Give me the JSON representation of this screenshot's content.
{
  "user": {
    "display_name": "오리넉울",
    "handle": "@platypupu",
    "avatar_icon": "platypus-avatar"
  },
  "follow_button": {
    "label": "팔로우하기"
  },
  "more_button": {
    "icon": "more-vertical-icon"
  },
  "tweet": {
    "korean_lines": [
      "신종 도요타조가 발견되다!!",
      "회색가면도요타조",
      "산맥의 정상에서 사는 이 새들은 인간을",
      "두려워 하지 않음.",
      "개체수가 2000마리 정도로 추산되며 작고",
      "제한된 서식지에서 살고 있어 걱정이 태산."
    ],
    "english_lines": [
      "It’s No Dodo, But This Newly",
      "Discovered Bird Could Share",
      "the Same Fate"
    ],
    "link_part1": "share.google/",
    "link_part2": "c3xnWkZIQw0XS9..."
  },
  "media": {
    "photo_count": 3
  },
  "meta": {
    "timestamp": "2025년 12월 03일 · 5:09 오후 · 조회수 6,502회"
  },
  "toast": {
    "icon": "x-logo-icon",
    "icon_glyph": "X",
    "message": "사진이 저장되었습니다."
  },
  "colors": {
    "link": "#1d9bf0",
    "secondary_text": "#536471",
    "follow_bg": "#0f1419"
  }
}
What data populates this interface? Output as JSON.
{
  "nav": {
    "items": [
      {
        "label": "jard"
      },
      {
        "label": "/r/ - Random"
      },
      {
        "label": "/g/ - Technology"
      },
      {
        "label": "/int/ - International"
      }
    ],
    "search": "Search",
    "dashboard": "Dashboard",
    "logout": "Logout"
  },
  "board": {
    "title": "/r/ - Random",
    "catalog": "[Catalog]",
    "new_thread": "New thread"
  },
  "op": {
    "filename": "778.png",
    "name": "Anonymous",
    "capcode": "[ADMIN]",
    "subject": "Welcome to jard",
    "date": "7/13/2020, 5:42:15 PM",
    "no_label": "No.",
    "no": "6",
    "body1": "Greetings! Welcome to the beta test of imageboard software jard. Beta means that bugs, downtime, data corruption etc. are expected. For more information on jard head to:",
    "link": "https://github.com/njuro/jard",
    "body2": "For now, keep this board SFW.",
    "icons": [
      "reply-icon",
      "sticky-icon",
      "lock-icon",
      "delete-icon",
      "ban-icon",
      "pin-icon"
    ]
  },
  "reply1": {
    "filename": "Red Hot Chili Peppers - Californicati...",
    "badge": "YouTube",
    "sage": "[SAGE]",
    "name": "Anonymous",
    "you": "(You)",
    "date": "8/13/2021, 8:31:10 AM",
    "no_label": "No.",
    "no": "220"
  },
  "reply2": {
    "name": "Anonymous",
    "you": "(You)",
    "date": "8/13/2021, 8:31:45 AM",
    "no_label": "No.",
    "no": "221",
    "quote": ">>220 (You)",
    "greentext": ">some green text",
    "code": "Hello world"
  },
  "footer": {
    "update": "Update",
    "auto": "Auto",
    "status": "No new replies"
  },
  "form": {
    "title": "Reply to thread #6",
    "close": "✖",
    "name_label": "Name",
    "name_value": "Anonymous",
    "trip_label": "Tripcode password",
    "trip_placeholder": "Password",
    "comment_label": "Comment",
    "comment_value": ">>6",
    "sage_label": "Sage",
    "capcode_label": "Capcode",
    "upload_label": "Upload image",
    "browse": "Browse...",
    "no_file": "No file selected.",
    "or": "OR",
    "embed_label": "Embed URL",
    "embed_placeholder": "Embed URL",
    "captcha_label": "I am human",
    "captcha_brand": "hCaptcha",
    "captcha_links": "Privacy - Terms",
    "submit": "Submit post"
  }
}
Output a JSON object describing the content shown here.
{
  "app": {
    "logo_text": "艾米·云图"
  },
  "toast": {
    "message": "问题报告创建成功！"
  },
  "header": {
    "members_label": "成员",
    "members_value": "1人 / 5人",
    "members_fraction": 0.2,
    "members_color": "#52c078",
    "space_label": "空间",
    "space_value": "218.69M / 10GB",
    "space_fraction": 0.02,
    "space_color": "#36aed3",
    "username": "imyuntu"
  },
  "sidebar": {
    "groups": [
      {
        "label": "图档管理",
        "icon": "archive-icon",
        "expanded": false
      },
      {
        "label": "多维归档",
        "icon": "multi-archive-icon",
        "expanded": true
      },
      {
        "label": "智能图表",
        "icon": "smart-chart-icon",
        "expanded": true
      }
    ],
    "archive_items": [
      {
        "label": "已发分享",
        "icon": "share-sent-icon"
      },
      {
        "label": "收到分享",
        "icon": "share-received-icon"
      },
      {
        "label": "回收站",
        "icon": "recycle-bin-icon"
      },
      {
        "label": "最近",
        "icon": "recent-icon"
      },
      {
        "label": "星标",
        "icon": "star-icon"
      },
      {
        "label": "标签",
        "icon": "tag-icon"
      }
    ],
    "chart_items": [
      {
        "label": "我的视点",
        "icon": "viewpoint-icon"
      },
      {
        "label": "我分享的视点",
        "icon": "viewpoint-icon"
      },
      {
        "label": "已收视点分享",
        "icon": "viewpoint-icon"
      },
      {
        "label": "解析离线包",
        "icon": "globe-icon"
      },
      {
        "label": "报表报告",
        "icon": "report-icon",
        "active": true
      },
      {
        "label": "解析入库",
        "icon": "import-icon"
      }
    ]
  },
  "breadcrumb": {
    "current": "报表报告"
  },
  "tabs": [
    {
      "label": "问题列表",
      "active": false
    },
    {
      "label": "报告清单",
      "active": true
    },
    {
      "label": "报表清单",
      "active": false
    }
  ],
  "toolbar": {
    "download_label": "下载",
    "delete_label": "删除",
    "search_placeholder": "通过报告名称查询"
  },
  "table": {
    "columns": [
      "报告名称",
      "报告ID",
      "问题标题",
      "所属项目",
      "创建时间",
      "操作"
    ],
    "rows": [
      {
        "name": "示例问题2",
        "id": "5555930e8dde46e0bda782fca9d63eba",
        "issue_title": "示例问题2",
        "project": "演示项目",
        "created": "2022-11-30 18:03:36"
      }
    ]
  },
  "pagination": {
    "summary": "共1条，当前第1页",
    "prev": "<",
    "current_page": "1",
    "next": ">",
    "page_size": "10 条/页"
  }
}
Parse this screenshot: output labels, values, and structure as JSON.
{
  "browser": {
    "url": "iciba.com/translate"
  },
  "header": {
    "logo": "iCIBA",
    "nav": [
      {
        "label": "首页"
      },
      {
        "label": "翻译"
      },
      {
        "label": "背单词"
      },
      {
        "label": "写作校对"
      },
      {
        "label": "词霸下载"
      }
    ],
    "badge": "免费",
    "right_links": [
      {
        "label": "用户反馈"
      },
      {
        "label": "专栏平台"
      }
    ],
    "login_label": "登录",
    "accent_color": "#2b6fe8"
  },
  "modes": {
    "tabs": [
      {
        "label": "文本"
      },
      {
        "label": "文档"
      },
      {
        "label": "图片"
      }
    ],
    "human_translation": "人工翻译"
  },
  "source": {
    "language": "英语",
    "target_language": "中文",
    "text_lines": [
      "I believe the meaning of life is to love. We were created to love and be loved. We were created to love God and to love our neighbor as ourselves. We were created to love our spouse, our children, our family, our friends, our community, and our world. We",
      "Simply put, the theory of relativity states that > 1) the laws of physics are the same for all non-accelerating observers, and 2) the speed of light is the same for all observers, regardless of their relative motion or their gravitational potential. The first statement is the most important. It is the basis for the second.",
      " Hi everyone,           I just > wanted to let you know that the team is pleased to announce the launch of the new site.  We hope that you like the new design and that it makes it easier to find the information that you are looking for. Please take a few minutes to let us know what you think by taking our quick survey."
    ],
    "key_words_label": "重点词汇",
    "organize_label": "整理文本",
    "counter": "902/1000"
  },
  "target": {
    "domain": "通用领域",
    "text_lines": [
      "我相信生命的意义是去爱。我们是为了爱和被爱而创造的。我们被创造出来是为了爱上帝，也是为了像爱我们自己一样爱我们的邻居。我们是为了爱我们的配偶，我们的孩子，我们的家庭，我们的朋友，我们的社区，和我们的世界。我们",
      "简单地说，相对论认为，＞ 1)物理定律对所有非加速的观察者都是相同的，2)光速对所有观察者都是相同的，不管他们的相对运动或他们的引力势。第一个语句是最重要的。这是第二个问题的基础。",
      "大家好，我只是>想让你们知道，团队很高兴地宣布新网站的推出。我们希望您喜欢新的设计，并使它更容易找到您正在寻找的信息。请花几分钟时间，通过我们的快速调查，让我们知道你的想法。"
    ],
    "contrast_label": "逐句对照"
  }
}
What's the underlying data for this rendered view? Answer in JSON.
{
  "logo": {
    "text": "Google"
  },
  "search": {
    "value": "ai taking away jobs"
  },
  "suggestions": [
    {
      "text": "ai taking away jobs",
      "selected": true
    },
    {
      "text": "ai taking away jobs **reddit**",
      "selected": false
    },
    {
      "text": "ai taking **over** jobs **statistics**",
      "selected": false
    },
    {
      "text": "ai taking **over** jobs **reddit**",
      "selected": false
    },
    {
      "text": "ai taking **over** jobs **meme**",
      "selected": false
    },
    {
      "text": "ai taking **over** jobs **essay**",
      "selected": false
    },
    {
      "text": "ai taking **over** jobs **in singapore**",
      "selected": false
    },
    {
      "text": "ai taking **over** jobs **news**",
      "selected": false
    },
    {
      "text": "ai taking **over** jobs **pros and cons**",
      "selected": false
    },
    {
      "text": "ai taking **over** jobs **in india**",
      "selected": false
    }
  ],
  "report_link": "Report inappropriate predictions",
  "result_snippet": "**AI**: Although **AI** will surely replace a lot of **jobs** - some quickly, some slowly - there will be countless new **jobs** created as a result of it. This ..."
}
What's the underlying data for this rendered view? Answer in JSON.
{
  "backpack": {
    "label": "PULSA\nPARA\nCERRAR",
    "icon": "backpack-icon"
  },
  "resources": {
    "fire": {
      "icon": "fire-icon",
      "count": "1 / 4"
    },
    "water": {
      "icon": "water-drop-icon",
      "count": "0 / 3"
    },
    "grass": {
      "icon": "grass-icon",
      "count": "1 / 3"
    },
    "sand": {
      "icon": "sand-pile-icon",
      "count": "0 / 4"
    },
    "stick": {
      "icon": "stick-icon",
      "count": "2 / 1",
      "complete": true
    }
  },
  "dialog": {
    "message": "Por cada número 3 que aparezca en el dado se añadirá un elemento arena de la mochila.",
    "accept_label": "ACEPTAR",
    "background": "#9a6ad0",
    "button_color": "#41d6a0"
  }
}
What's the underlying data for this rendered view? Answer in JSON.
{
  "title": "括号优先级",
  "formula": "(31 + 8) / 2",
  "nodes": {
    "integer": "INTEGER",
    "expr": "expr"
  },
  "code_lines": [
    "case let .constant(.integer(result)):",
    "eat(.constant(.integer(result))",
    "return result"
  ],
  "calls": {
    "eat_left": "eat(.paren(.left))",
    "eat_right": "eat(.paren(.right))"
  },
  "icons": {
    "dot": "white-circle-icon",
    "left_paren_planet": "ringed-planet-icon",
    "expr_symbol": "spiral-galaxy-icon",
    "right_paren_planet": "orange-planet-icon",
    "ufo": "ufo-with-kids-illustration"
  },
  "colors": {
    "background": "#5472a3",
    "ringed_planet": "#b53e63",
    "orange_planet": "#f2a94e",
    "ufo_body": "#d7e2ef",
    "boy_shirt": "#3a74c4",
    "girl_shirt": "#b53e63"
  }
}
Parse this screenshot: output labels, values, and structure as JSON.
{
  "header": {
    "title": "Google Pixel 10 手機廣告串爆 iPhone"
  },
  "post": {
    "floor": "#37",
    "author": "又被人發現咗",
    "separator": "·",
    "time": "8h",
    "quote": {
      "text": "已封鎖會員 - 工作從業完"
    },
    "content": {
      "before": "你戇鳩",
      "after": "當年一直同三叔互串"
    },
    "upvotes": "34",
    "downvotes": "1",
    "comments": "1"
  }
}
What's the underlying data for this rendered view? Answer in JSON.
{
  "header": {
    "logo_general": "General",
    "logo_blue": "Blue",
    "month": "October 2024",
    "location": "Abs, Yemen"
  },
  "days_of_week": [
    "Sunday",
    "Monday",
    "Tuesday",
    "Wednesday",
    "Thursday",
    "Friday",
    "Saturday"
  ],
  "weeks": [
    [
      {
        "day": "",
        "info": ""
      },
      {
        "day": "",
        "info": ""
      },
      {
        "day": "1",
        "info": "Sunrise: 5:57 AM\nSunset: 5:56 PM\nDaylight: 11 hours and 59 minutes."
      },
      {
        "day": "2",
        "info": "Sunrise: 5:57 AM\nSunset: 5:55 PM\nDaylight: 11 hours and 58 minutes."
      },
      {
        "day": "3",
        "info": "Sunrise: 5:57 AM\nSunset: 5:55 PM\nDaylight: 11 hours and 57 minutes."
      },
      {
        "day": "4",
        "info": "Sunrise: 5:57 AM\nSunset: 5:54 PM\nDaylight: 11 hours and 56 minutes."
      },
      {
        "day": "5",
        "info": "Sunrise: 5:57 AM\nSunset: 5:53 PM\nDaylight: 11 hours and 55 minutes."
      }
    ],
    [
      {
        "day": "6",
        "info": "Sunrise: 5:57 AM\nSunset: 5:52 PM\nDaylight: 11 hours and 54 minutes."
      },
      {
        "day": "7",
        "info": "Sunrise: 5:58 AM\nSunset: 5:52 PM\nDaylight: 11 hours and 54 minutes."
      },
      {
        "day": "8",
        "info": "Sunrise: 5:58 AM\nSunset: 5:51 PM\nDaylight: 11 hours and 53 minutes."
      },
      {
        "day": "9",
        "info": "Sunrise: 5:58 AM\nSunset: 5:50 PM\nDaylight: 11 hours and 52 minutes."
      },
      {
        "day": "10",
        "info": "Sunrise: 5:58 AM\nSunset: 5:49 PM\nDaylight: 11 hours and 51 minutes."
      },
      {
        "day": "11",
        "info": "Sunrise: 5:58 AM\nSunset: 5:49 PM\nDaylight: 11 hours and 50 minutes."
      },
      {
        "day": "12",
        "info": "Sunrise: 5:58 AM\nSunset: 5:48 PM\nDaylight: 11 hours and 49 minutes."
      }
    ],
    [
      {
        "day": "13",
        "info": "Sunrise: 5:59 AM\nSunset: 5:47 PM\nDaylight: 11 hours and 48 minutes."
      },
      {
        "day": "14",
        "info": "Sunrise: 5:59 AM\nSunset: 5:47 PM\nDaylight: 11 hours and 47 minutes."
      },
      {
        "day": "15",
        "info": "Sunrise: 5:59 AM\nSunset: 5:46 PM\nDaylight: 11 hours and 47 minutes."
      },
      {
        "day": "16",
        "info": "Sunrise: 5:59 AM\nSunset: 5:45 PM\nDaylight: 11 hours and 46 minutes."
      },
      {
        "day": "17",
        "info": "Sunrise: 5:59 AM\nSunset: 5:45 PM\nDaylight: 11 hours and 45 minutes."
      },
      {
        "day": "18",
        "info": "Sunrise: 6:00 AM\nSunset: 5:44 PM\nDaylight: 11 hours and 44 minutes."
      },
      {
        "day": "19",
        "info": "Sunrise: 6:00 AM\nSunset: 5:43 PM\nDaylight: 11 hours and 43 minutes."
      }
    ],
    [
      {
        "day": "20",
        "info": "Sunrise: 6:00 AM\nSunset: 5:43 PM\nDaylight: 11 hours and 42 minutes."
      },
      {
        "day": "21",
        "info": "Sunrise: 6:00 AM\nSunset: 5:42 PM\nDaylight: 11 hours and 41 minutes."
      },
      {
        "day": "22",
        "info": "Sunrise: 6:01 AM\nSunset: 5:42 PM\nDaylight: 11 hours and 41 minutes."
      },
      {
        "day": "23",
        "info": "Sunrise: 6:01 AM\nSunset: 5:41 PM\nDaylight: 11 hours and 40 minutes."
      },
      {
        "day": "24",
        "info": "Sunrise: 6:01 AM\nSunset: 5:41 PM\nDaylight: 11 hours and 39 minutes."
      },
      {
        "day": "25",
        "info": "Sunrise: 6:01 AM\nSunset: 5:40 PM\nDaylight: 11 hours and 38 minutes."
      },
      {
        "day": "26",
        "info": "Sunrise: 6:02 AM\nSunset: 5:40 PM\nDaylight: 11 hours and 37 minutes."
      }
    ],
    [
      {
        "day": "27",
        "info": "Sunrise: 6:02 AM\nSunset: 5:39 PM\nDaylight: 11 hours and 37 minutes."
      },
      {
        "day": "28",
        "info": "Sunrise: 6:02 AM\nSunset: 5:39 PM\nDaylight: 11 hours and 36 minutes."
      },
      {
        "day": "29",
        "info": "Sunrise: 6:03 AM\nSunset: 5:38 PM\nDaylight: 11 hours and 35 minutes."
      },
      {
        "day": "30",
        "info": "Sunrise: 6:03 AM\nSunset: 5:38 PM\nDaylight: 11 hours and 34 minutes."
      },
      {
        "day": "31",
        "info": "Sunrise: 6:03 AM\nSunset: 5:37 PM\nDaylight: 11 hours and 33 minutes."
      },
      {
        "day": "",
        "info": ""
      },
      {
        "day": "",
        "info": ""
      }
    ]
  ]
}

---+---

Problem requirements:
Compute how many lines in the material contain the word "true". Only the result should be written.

Answer below:
6